# Task item
Below are some entries. Copy each line that holds the string "için".

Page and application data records
******

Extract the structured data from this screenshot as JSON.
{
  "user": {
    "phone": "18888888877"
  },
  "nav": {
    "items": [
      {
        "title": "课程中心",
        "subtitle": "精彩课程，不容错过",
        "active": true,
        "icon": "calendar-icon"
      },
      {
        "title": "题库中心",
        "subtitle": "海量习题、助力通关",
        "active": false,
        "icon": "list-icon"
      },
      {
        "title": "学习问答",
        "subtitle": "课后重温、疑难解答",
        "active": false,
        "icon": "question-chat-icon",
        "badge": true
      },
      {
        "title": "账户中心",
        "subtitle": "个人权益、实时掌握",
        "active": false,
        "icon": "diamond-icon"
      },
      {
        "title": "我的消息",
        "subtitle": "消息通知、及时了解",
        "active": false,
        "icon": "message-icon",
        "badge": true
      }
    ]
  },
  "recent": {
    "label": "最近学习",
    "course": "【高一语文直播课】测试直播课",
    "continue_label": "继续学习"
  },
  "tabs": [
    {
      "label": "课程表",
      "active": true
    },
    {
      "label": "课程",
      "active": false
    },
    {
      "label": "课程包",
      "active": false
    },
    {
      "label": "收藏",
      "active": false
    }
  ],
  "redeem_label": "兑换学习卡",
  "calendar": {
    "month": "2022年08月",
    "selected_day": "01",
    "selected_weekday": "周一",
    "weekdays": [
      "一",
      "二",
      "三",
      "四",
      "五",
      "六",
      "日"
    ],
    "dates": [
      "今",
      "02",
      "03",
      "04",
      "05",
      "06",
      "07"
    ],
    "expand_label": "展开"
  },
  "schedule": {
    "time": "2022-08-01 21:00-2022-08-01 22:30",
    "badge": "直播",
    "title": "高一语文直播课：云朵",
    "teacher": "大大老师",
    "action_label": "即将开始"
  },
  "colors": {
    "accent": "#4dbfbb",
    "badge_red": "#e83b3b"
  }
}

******

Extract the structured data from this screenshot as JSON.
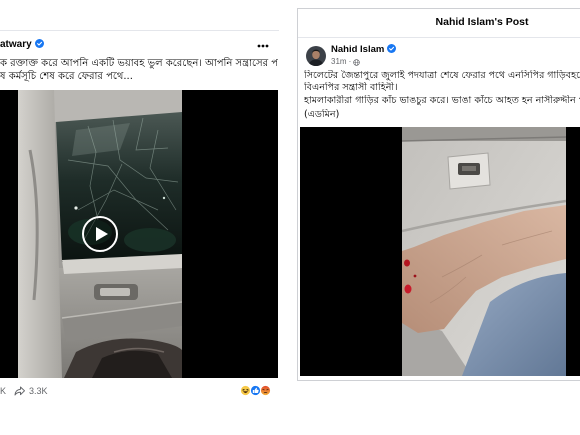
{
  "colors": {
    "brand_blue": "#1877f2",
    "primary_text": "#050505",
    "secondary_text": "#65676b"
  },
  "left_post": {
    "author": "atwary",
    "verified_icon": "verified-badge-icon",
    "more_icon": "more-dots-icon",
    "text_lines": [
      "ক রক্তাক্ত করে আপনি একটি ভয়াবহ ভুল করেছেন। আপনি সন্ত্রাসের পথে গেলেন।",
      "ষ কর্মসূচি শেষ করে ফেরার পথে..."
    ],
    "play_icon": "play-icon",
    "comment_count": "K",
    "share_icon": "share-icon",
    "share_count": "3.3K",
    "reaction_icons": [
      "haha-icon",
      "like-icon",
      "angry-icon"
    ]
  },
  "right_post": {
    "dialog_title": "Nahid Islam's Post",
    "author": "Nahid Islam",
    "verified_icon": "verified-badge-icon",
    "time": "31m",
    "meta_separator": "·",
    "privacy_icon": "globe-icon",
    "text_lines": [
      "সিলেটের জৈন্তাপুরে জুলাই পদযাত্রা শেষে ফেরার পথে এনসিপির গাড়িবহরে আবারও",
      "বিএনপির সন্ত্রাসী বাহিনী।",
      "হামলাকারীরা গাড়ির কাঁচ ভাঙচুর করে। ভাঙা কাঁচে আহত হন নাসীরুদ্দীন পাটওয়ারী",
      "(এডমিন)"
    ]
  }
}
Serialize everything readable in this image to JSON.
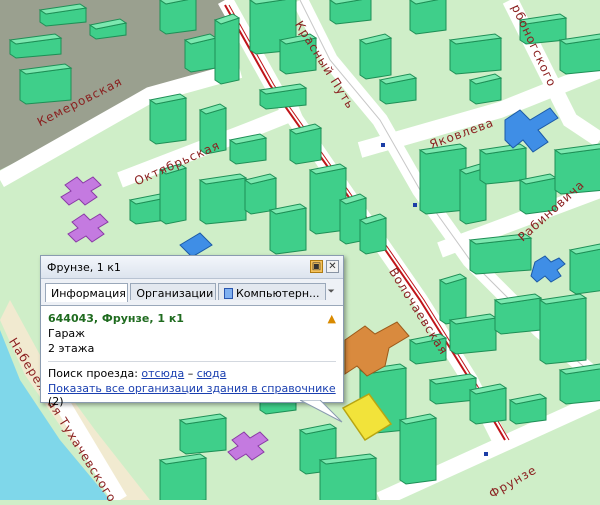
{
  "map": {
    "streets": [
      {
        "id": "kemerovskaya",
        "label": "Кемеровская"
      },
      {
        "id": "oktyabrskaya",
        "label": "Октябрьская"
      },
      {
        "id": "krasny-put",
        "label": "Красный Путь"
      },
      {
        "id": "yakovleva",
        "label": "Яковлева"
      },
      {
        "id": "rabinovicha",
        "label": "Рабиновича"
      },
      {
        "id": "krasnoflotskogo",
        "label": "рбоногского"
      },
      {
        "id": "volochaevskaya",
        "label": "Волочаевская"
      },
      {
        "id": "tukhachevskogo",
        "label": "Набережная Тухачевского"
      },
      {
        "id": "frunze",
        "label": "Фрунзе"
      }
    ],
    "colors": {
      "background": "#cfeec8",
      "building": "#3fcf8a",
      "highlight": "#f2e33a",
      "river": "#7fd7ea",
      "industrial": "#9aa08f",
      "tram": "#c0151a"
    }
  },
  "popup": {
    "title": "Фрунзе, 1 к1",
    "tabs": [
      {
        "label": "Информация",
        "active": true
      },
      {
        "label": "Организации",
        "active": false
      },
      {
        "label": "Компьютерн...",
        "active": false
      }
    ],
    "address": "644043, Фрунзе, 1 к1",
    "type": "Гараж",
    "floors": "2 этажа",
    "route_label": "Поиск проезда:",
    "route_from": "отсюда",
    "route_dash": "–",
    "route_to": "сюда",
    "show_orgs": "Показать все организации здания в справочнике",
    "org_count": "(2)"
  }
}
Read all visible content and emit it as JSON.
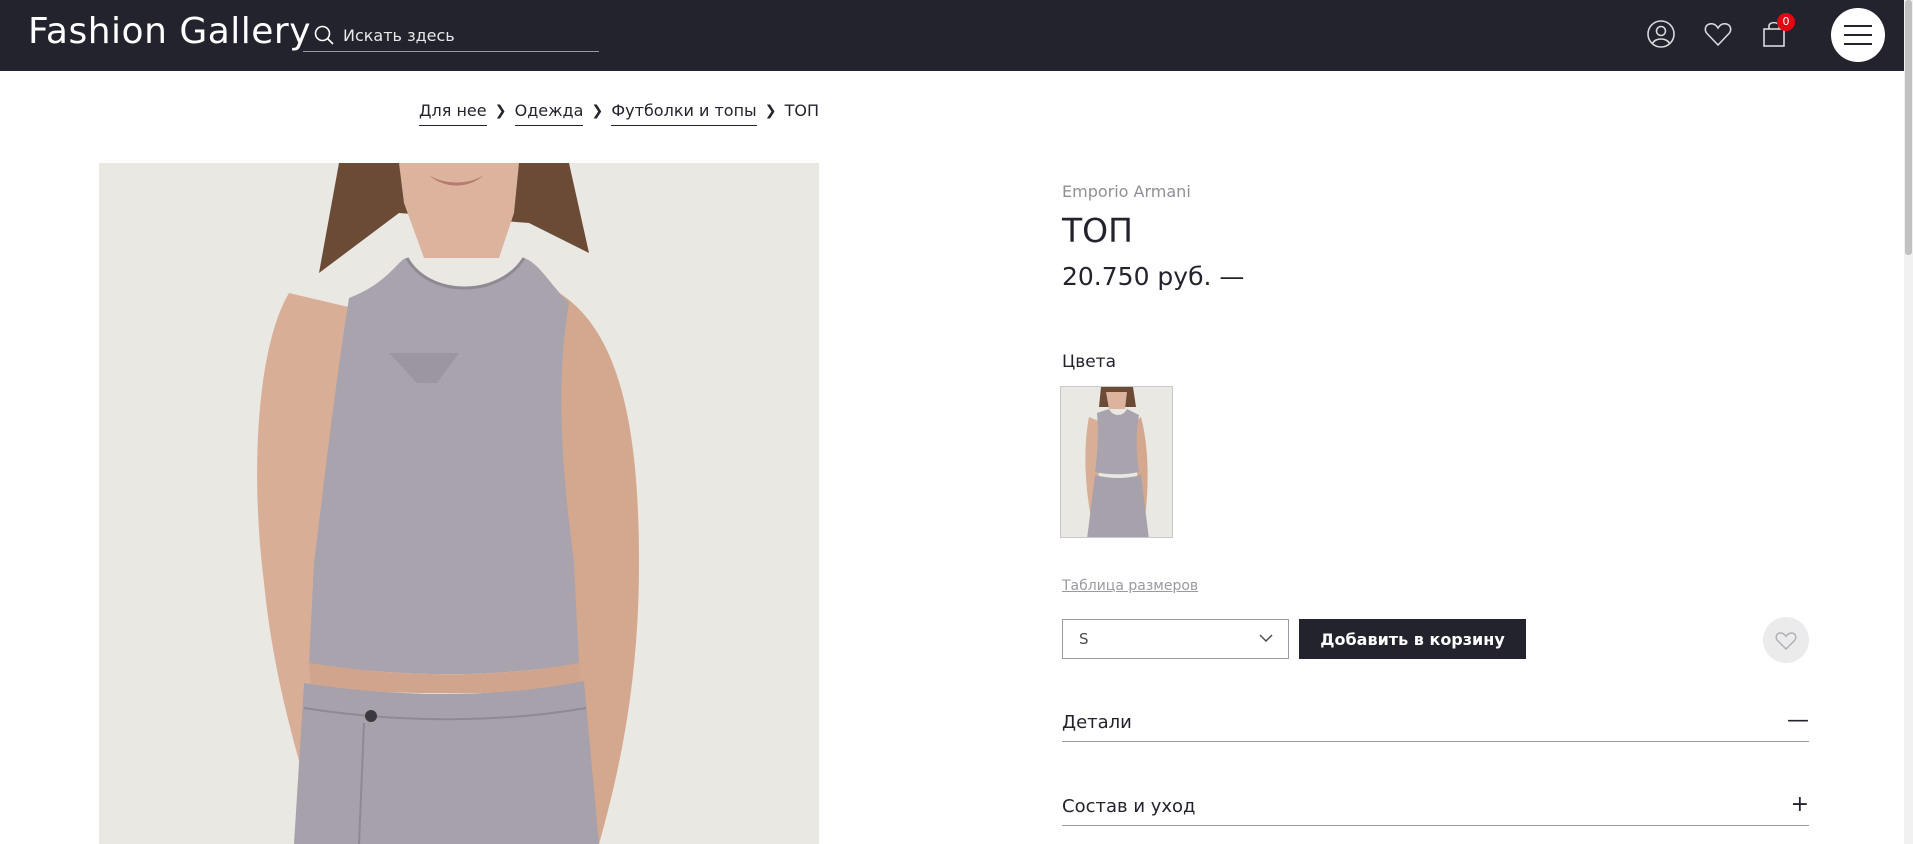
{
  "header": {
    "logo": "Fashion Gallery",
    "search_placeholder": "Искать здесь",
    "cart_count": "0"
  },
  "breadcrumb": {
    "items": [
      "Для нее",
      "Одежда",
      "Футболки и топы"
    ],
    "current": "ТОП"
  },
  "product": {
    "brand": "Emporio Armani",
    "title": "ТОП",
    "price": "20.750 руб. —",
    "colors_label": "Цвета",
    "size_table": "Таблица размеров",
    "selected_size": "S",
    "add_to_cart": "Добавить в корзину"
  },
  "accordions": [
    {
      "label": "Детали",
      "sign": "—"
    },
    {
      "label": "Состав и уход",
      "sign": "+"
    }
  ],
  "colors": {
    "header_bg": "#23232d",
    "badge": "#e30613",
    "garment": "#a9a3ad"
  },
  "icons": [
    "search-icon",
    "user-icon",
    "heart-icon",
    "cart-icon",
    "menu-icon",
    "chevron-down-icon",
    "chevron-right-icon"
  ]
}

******

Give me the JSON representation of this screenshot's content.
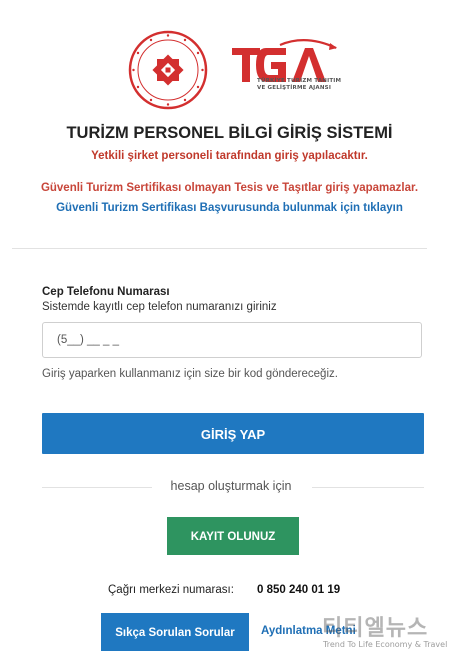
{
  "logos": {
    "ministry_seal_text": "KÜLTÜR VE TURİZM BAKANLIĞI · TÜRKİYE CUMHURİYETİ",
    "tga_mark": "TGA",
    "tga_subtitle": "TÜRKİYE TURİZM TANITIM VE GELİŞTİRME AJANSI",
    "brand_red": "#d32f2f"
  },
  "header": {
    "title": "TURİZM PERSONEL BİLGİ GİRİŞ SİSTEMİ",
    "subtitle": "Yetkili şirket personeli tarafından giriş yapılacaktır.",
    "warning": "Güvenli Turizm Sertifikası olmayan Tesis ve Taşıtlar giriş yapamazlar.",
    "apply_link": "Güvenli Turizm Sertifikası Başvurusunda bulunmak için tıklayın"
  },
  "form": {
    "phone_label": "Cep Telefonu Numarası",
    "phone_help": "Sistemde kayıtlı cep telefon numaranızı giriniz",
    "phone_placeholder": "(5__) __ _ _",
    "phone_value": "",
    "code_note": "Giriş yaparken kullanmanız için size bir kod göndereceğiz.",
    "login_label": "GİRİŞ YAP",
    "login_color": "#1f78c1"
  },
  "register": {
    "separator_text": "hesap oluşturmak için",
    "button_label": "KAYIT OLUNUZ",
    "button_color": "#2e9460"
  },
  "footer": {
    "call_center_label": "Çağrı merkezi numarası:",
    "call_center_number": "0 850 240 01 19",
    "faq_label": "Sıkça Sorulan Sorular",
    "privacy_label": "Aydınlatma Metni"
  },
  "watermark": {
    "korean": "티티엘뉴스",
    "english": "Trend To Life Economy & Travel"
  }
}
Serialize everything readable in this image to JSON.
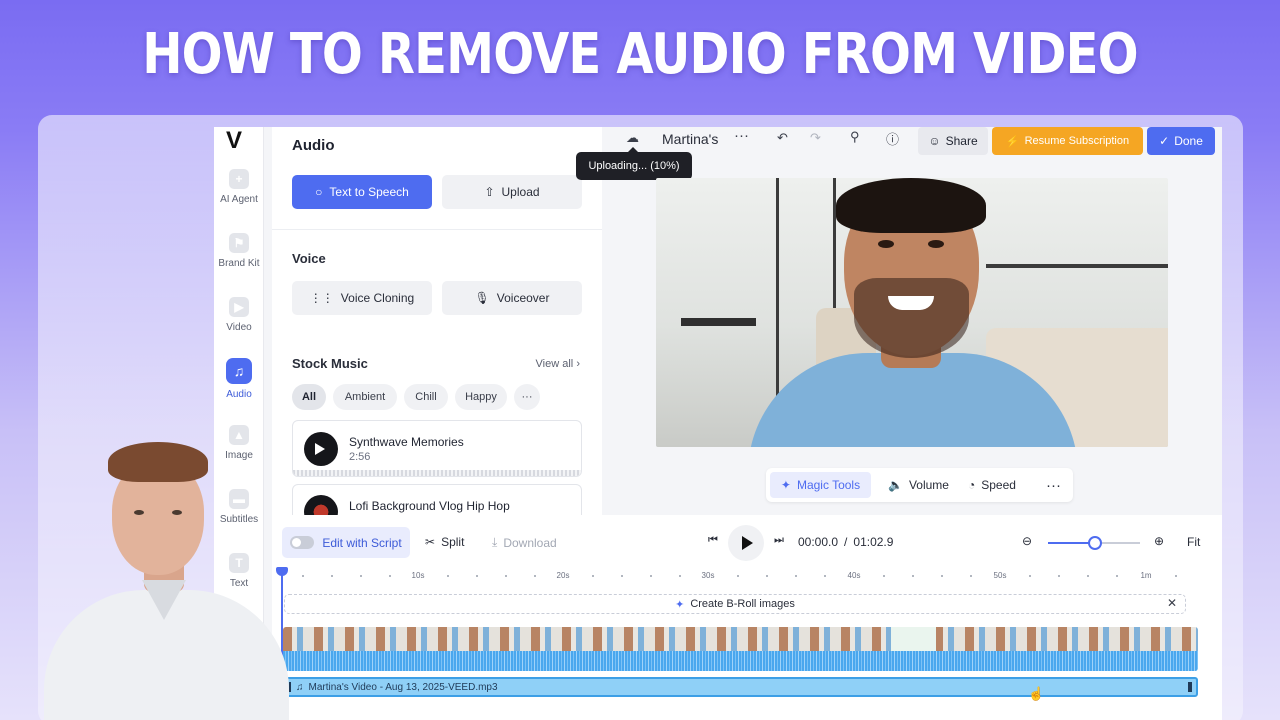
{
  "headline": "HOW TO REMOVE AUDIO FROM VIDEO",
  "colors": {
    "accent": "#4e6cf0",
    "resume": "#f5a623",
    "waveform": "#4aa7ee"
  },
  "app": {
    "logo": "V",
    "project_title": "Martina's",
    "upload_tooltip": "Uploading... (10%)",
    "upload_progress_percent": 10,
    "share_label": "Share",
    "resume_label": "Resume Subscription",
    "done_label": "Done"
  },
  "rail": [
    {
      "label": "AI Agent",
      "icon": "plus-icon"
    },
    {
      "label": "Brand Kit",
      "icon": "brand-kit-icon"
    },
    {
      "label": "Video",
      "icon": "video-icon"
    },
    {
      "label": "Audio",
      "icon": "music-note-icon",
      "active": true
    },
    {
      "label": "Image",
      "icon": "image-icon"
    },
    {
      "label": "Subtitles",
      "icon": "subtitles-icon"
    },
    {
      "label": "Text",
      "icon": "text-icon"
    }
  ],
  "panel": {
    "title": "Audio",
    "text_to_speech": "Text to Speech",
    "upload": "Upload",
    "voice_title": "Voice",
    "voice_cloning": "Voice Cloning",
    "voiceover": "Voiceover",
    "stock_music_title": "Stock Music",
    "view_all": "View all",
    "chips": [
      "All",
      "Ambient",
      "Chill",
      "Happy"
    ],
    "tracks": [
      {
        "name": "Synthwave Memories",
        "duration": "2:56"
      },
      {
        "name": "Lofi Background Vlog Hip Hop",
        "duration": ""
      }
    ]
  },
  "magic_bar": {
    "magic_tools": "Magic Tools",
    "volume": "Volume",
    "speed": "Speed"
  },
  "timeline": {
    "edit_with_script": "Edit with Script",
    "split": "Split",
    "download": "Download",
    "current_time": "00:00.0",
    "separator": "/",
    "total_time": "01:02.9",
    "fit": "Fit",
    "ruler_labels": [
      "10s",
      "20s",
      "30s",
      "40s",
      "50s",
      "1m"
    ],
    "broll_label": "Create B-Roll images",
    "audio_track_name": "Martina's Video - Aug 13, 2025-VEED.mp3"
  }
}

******

# Solution
    "apply_link": "Güvenli Turizm Sertifikası Başvurusunda bulunmak için tıklayın"
    "code_note": "Giriş yaparken kullanmanız için size bir kod göndereceğiz.",
    "separator_text": "hesap oluşturmak için",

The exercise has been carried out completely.